Department store retailer Macy's (M) reported strong 1Q18 revenues and profits. A healthy consumer spending environment plus clear signs of innovative successes from new CEO Jeff Gennette's team supported the quarter's improvements. Macy's remains significantly undervalued and provides investors with a ~4% dividend along the way.
Macy's reported 1Q18 adjusted earnings of $131 million or $0.42/share compared to $38 million or $0.12/share a year ago. Adjustments included impairments and asset sale gains.
Adjusted earnings before interest, taxes, depreciation, and amortization of $468 million increased 19% compared to a year ago. The adjusted EBITDA margin of 8.21% compared to 7.15% a year ago.
Revenues of $5.54 billion increased by 3.6% from a year ago. Comparable store sales grew 3.9%. When including revenues from licensed boutiques within Macy's stores, comparable sales increased 4.2%.
Earnings per share were 20% ahead of the CapIQ consensus estimate of $0.35/share, even as the estimates had increased considerably during the quarter. Revenues were about 3% ahead of consensus estimates. The 3.9% comp store sales growth was well ahead of the 1.0% consensus expectation.
The company raised its guidance for full-year earnings by about 5.5% and its guidance for comparable store sales growth by about 1 percentage point.
Macy's shares surged 10% to close at $33.17 and have since continued their rise to above $40.
Retailing Is Not Dead: Strong Sales Across The Board, Supported By External Tailwinds…
The company reported strong sales across all segments (men's, women's, kids, shoes, jewelry, home, etc.), all divisions (Macy's, Bloomingdales, Bluemercury), in-store and digital/online, and all regions. While comp store sales were boosted by pushing the Friends & Family promotion ahead into the first quarter; even excluding this shift, the comp sales of 1.7% was healthy. Management believes that comp store sales growth will remain strong in the last half of the year.

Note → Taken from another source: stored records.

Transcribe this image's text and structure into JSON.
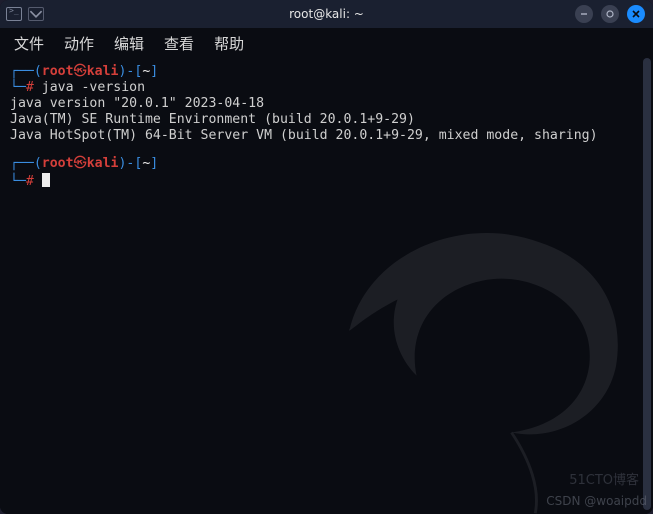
{
  "titlebar": {
    "title": "root@kali: ~",
    "new_tab_glyph": "⌄"
  },
  "menubar": {
    "items": [
      "文件",
      "动作",
      "编辑",
      "查看",
      "帮助"
    ]
  },
  "terminal": {
    "prompt_blocks": [
      {
        "top_open": "┌──(",
        "user": "root",
        "at": "㉿",
        "host": "kali",
        "top_mid": ")-[",
        "cwd": "~",
        "top_close": "]",
        "bottom_open": "└─",
        "hash": "#",
        "command": "java -version",
        "output_lines": [
          "java version \"20.0.1\" 2023-04-18",
          "Java(TM) SE Runtime Environment (build 20.0.1+9-29)",
          "Java HotSpot(TM) 64-Bit Server VM (build 20.0.1+9-29, mixed mode, sharing)"
        ]
      },
      {
        "top_open": "┌──(",
        "user": "root",
        "at": "㉿",
        "host": "kali",
        "top_mid": ")-[",
        "cwd": "~",
        "top_close": "]",
        "bottom_open": "└─",
        "hash": "#",
        "command": "",
        "output_lines": []
      }
    ]
  },
  "watermark1": "51CTO博客",
  "watermark2": "CSDN @woaipdd"
}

Growth was supported by a favorable consumer spending environment. Tax cuts, strong jobs growth/employment, healthy tourism spending (up 10% from a year ago), and an overall robust economy bolstered sales. Retail spending is not dead.
…And New Ceo Jeff Gennette's Team Is Scoring Goals With Many Innovative Successes
Clearly, the company is executing better. New initiatives led by new CEO Jeff Gennette seem to be bringing Macy's into the 21st century. Customers are responding by increasing their spending at Macy's.
The five key strategic initiatives - the Star Rewards loyalty program, the Backstage discount segment, the online/bricks and mortar combination selling (order online, ship directly from vendor to home), buy online/pickup in store, and the "Growth 50" emphasis on the 50 best stores - all are moving ahead with decent success. As these programs are young, the company continues to develop innovative ways to get customers to buy more from Macy's from any channel and location. Over time, what is learned in the early stages will be rolled out across the entire Macy's retail organization.
More Merchandise That Consumers Actually Want To Buy
Macy's seems to have made significant improvements in its merchant organization - the group that decides what and how much to buy. Under new leadership, this group is now smaller, faster and has both more autonomy and accountability. Customers are responding by spending more at Macy's.
From a profit and cash flow perspective, this is leading to fewer deep markdowns, faster inventory turnover, and lower operating costs. One clear measure of success: the company's gross margin increased to 39.0% of sales from 38.3% a year ago. Another measure: inventories are 5% lower even when adjusted for the lower store count.
Other Strategic-level Items
Their partnership with Chinese firm Fung Retailing Ltd. did not go well, so Macy's is terminating it. They will continue to sell on the Alibaba platform.
Debt remains above the company's targets. Surplus cash flow will continue to be directed toward debt pay down rather than share repurchases. While the net debt is not egregiously high at about 1.6x expected 2018 EBITDA (or about 2.1x gross debt/EBITDA), we fully agree with this approach. The next recession will be brutal on Macy's (and all retailers), so paring down its debt is critical to the company's ability to weather that storm whenever it may arrive. Macy's debt, net of cash, declined by $1.2 billion from a year ago as cash generation remains strong.
The $0.38/share quarterly dividend, which is producing a ~4% yield, looks sustainable.
Stock Has Been Volatile, But The Turnaround Is Working
The stock has been volatile, dropping nearly 50% from our recommended price, then more than doubling from its below-$18 close last November. Although the turnaround has taken some time, it is working. Gennette's initiatives are breathing new life into the company, supported by ongoing economic strength. The company's ability to produce profits and cash is improving. The share valuation, at under 6x, remains undervalued.
Disclosure: I/we have no positions in any stocks mentioned, and no plans to initiate any positions within the next 72 hours.
I wrote this article myself, and it expresses my own opinions. I am not receiving compensation for it. I have no business relationship with any company whose stock is mentioned in this article.